Gordon Gekko is the main antagonist of the 1987 film Wall Street and the antihero of the 2010 film Wall Street: Money Never Sleeps, both by director Oliver Stone. Gekko, a fictional character, was portrayed by actor Michael Douglas, whose performance in the first film won him an Oscar for Best Actor.
Co-written by Stone and screenwriter Stanley Weiser, Gekko is claimed to be based loosely on arbitrageur Ivan Boesky, who gave a speech on greed at the University of California, Berkeley in 1986, and real-life activist shareholder and corporate raider Carl Icahn. According to Edward R. Pressman, producer of the film, "Originally, there was no one individual who Gekko was modeled on," he adds. "But Gekko was partly Milken", who was the "Junk Bond King" of the 1980s, and indicted on 98 counts of racketeering and fraud in 1989.
In 2003, the AFI named him number 24 of the top 50 movie villains of all time.
Miranda Priestly - The Devil ...
Miranda Priestly, the British-born (as Miriam Princhek) editor-in-chief of Runway, a very chic and influential fashion magazine published by the Elias-Clark company. She is known for wearing a white Hermès scarf somewhere on her person every day and treating her subordinates in a manner that borders on emotional and psychological abuse.
People at the magazine are afraid of finding themselves alone in an elevator with Miranda, or making critical remarks about her even to their close friends. Andrea dubs this attitude the Runway Paranoid Turnaround, as whenever one of her co-workers makes the slightest negative comment about Miranda, they immediately follow it up with a "turnaround" positive comment, due to their fear of their boss finding out about their attitude and firing them.
Angelo R. Mozilo (born 1938) was the chairman of the board and chief executive officer of Countrywide Financial until July 1, 2008. Condé Nast Portfolio ranked Mozilo second on their list of "Worst American CEOs of All Time".
Over many years, Mozilo sold hundreds of millions of dollars in stock personally, even while publicly touting the stock and using shareholder funds to buy back stock to support the share price. On June 4, 2009, the U.S. Securities and Exchange Commission charged former CEO Angelo Mozilo with insider trading and securities fraud.
Dr. Kenneth Lee "Ken" Lay (April 15, 1942 – July 5, 2006) was an American businessman, best known for his role in the widely reported corruption scandal that led to the downfall of Enron Corporation. Lay and Enron became synonymous with corporate abuse and accounting fraud when the scandal broke in 2001. Lay was the CEO and chairman of Enron from 1985 until his resignation on January 23, 2002, except for a few months in 2000 when he was chairman and Jeffrey Skilling was CEO.

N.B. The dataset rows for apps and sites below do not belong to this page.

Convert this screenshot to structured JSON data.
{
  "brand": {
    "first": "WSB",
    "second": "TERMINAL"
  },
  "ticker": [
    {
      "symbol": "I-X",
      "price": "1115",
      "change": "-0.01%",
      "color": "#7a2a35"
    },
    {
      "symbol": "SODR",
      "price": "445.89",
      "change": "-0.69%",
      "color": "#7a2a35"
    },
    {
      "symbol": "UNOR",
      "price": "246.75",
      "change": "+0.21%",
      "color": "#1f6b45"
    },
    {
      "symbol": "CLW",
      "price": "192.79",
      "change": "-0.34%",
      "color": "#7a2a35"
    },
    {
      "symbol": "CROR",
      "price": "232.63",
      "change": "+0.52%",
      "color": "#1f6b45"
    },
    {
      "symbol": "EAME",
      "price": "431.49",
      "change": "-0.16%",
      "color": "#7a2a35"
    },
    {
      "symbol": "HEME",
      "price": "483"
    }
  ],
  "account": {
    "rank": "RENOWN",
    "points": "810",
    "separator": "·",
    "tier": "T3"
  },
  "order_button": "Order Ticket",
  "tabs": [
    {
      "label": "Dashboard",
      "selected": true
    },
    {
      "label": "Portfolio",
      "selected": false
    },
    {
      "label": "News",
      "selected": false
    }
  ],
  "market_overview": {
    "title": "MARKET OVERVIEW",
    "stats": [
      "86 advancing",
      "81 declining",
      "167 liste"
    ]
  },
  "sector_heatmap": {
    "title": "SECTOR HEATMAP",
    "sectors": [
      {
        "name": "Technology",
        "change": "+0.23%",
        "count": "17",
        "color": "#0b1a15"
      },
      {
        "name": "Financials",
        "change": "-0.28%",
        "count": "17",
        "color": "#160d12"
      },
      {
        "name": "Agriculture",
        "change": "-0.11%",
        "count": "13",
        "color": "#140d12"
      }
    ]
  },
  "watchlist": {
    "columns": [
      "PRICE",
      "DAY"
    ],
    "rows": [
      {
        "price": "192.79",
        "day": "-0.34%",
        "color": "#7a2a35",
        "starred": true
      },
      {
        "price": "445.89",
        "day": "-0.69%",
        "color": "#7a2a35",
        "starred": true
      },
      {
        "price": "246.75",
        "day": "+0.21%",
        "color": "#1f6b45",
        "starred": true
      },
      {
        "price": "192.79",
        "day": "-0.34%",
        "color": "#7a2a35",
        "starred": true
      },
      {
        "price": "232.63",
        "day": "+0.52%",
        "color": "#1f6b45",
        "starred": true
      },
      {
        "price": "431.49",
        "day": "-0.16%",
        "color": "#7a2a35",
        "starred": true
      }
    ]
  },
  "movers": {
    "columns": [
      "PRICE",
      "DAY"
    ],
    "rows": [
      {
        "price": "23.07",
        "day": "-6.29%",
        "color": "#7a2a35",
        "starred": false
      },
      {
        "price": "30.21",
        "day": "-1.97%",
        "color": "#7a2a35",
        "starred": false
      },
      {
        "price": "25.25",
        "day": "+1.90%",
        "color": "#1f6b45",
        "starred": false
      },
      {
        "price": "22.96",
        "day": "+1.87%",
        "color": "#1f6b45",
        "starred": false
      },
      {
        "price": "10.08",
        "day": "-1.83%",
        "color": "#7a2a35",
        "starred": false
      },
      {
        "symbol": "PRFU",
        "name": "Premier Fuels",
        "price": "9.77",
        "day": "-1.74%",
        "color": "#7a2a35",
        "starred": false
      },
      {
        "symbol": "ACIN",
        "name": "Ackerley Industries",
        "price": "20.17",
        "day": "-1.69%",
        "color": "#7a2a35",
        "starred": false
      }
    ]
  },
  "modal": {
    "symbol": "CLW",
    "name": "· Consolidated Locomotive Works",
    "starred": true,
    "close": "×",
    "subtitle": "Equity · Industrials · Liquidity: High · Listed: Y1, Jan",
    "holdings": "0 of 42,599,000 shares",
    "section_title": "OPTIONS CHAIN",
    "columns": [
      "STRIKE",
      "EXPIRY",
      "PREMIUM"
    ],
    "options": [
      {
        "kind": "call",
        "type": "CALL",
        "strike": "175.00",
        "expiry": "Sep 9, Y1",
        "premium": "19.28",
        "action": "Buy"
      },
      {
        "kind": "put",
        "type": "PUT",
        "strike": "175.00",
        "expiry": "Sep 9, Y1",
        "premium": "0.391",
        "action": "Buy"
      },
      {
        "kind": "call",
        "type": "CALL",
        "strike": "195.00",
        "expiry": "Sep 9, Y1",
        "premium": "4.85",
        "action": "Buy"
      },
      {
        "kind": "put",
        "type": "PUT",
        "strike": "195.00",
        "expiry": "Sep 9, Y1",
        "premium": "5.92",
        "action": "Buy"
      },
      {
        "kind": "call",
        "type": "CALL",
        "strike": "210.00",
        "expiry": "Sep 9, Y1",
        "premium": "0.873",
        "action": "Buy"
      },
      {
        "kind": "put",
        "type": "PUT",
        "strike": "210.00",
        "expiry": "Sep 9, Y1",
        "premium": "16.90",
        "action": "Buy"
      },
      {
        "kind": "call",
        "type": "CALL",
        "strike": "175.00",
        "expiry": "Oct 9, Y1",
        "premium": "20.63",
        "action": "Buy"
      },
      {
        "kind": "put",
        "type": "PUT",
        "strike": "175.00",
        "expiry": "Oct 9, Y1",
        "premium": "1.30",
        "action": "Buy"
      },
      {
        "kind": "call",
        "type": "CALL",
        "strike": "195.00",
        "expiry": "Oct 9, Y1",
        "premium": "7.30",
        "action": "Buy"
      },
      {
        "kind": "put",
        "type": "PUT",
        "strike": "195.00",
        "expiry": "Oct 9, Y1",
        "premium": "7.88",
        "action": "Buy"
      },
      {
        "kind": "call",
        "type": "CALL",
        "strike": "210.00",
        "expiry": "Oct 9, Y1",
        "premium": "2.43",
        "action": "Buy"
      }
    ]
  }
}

Bernard John "Bernie" Ebbers (born August 27, 1941) is a Canadian-born businessman. He co-founded the telecommunications company WorldCom and is a former chief executive officer of that company.
In 2005, he was convicted of fraud and conspiracy as a result of WorldCom's false financial reporting, and subsequent loss of US$100-billion to investors. The WorldCom scandal was, until the Madoff schemes came to light in 2008, the largest accounting scandal in United States history. He is currently serving a 25-year prison term at Oakdale Federal Correctional Complex in Louisiana. Portfolio.com and CNBC named Ebbers as the fifth-worst CEO in American history; Time magazine named him the tenth most corrupt CEO of all time.
Leonard Dennis Kozlowski (born November 16, 1946, Newark, New Jersey) is a former CEO of Tyco International, convicted in 2005 of crimes related to his receipt of $81 million in purportedly unauthorized bonuses, the purchase of art for $14.725 million and the payment by Tyco of a $20 million investment banking fee to Frank Walsh, a former Tyco director. He is currently serving 8.33 to 25 years at the Mid-State Correctional Facility in Marcy, New York. His earliest release date is January 17, 2014, when he becomes eligible for parole.